WORK INSTRUCTION: After locating the line that holds "Decode this image", output it and all following lines word for word, stopping only at the end of the data.

Data about app and page elements:
========================================================================

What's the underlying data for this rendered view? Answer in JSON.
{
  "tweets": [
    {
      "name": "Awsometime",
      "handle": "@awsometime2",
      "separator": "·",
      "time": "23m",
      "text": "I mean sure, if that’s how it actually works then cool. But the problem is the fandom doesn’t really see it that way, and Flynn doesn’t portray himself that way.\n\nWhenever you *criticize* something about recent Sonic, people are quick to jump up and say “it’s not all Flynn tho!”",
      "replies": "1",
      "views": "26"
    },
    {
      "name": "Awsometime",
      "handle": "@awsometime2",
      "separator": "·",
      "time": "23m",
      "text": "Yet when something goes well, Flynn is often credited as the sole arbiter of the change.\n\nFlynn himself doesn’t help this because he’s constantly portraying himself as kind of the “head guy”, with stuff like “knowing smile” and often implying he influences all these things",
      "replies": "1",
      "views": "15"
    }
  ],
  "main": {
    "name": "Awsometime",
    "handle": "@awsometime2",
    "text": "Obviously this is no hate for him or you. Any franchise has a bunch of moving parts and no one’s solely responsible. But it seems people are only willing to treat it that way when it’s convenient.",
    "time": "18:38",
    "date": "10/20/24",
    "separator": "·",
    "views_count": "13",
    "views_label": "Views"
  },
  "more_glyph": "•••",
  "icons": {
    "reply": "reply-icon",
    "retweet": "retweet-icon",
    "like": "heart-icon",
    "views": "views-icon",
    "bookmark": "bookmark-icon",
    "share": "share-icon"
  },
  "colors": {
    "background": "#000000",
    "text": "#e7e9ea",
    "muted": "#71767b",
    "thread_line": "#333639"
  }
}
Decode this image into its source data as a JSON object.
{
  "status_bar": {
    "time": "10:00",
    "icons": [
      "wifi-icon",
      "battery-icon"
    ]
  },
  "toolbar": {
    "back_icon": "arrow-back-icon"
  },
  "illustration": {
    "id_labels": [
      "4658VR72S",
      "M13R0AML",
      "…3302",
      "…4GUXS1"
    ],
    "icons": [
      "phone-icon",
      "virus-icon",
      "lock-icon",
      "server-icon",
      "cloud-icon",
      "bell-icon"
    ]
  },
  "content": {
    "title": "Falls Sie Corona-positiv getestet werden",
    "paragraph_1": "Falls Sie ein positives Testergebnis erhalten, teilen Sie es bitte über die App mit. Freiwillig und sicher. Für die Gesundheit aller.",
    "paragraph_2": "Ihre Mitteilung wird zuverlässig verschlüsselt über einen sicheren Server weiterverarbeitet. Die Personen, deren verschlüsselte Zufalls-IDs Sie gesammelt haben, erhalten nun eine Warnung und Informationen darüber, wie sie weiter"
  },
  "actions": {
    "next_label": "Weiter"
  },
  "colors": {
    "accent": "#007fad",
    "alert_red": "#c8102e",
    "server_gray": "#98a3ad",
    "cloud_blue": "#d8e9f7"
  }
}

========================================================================

RESULT FOR THIS EXERCISE:
Decode this image into its source data as a JSON object.
{
  "status_bar": {
    "time": "10:00",
    "icons": [
      "wifi-icon",
      "battery-icon"
    ]
  },
  "toolbar": {
    "back_icon": "arrow-back-icon"
  },
  "illustration": {
    "id_labels": [
      "4658VR72S",
      "M13R0AML",
      "…3302",
      "…4GUXS1"
    ],
    "icons": [
      "phone-icon",
      "virus-icon",
      "lock-icon",
      "server-icon",
      "cloud-icon",
      "bell-icon"
    ]
  },
  "content": {
    "title": "Falls Sie Corona-positiv getestet werden",
    "paragraph_1": "Falls Sie ein positives Testergebnis erhalten, teilen Sie es bitte über die App mit. Freiwillig und sicher. Für die Gesundheit aller.",
    "paragraph_2": "Ihre Mitteilung wird zuverlässig verschlüsselt über einen sicheren Server weiterverarbeitet. Die Personen, deren verschlüsselte Zufalls-IDs Sie gesammelt haben, erhalten nun eine Warnung und Informationen darüber, wie sie weiter"
  },
  "actions": {
    "next_label": "Weiter"
  },
  "colors": {
    "accent": "#007fad",
    "alert_red": "#c8102e",
    "server_gray": "#98a3ad",
    "cloud_blue": "#d8e9f7"
  }
}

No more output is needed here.